Skip to content
My WebMD Sign In, Sign Up

50+: Live Better, Longer

Font Size

Making the Last Move

By Nora Frank
WebMD Feature

May 8, 2000 -- To join or not to join? To stay in my own home or move to a retirement community? That is the question I faced, when, like so many of us oldies, I found myself alone and ailing after my husband died.

Mine was a familiar story. We had retired in Santa Fe to spend our waning years in a spacious adobe house overlooking the Sangre de Cristo mountains. He was healthy, I was frail from a radical mastectomy and bad osteoporosis. It seemed likely I would be the first to go, but fate intervened. He died of a sudden heart attack, and I was left to cope with the remainder of my life.

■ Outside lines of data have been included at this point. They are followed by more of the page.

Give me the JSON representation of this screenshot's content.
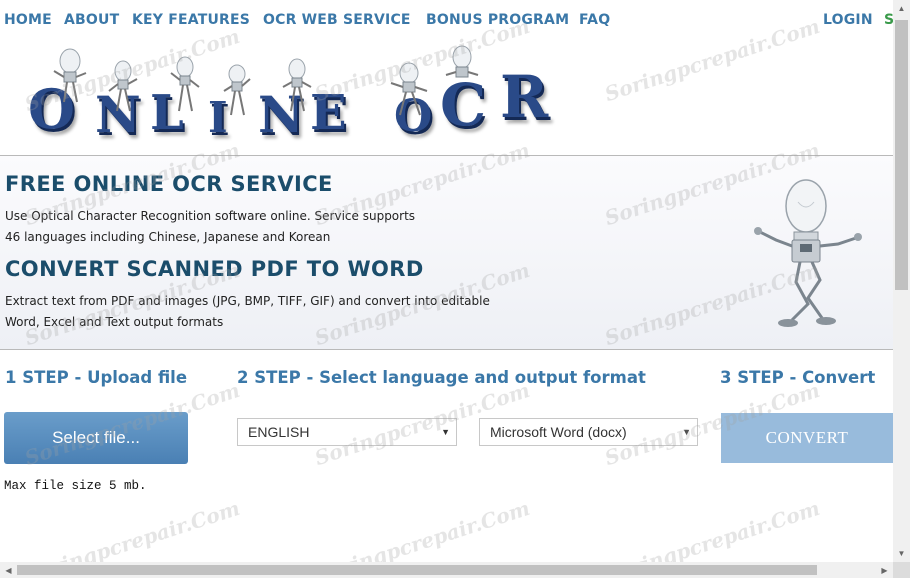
{
  "nav": {
    "items": [
      "HOME",
      "ABOUT",
      "KEY FEATURES",
      "OCR WEB SERVICE",
      "BONUS PROGRAM",
      "FAQ"
    ],
    "login": "LOGIN",
    "signup_partial": "S"
  },
  "logo": {
    "letters": [
      "O",
      "N",
      "L",
      "I",
      "N",
      "E",
      "O",
      "C",
      "R"
    ],
    "alt": "robot-mascot-icon"
  },
  "hero": {
    "title1": "FREE ONLINE OCR SERVICE",
    "text1_line1": "Use Optical Character Recognition software online. Service supports",
    "text1_line2": "46 languages including Chinese, Japanese and Korean",
    "title2": "CONVERT SCANNED PDF TO WORD",
    "text2_line1": "Extract text from PDF and images (JPG, BMP, TIFF, GIF) and convert into editable",
    "text2_line2": "Word, Excel and Text output formats",
    "mascot_icon": "robot-mascot-icon"
  },
  "steps": {
    "step1": "1 STEP - Upload file",
    "step2": "2 STEP - Select language and output format",
    "step3": "3 STEP - Convert"
  },
  "upload": {
    "button_label": "Select file...",
    "max_size": "Max file size 5 mb."
  },
  "language_select": {
    "value": "ENGLISH"
  },
  "format_select": {
    "value": "Microsoft Word (docx)"
  },
  "convert": {
    "label": "CONVERT"
  },
  "watermark": "Soringpcrepair.Com",
  "colors": {
    "nav": "#3b78a8",
    "title": "#1b4d6b",
    "select_button": "#5a90c2",
    "convert_button": "#98bbdc"
  }
}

Recommended Related to Healthy Seniors

Why Caregivers Need Care, Too

Since Jeanne Erdmann's mother was diagnosed three years ago with dementia, she has taken on the daily responsibilities of bathing and dressing her mom, preparing her meals, making sure she takes her medicine, and managing her finances. "It wears you down. I think it's the grind of having someone there every day who needs more and more attention," says Erdmann, a medical journalist in Wentzville, Mo. Although she says she's happy to be there for her mom, Erdmann acknowledges the toll caregiving ...

Read the Why Caregivers Need Care, Too article > >

I had a friend who bought a one-room studio in the city's El Castillo Retirement Residences, a "campus for seniors," the brochures said. I visited her, liked her compatible companions and the fact that she lived in a bower of green by the Santa Fe River, near the cathedral and the downtown plaza. The buildings had a pleasant hacienda flavor.

I decided to follow my friend's lead to avoid becoming a burden on my family. A $1,000 refundable deposit put me on a waiting list for an apartment while my health and bank accounts were examined. Would the house doctor agree that in spite of my problems I was well enough to live independently? Would my pensions and other investments be deemed sufficient to afford the price of admission and the monthly maintenance and dining-room fees? Satisfied that I met the requirements, I was allowed to buy a two-bedroom apartment, which I remodeled a bit before moving in.

Thus settled, I am now entitled to total care for the mind, body, and soul, from "independence" to "assisted living" to "MedCenter care" until I die, freed from the hassles of home ownership. Maids, nurses, helpers, and maintenance men see to my daily garbage collection, weekly laundry service, and transportation to doctors' appointments, grocery stores, church, movies, plays, and concerts. The community also offers an array of in-house drama, art, music, and exercise programs. I go to yoga and chi gung classes to improve my breath and balance.

With all these options, we residents defy actuarial tables with daunting longevity. For example, one of my new neighbors is the 107-year-old former assistant secretary of labor during the Roosevelt administration. I eat my Heart Association-approved meals with 90-year-olds who visit Cuba and Iran, or with a computer-savvy octogenarian who exchanges photos via the Internet with her great-grandchildren in Zimbabwe.

In a memoir-writing group, I learn that K., a social worker/anthropologist now past 80, ventured alone at 22 to do wartime field work in the then-wild Territory of Alaska; that J., with "straight hair and crooked teeth" was left with three young ones to run a Vermont poultry farm while her husband went to war.

Today on WebMD

Senior man doing press ups in gym
Slideshow
reflection of couple kissing
Quiz
 
man reviewing building plans
Quiz
Women working out and walking with weights
Community
 
fast healthy snack ideas
Article
how healthy is your mouth
Tool
 
dog on couch
Tool
doctor holding syringe
Slideshow
 
champagne toast
Slideshow
Youth listening to headphones
Slideshow
 
Man feeding woman
Slideshow
two senior women laughing
Article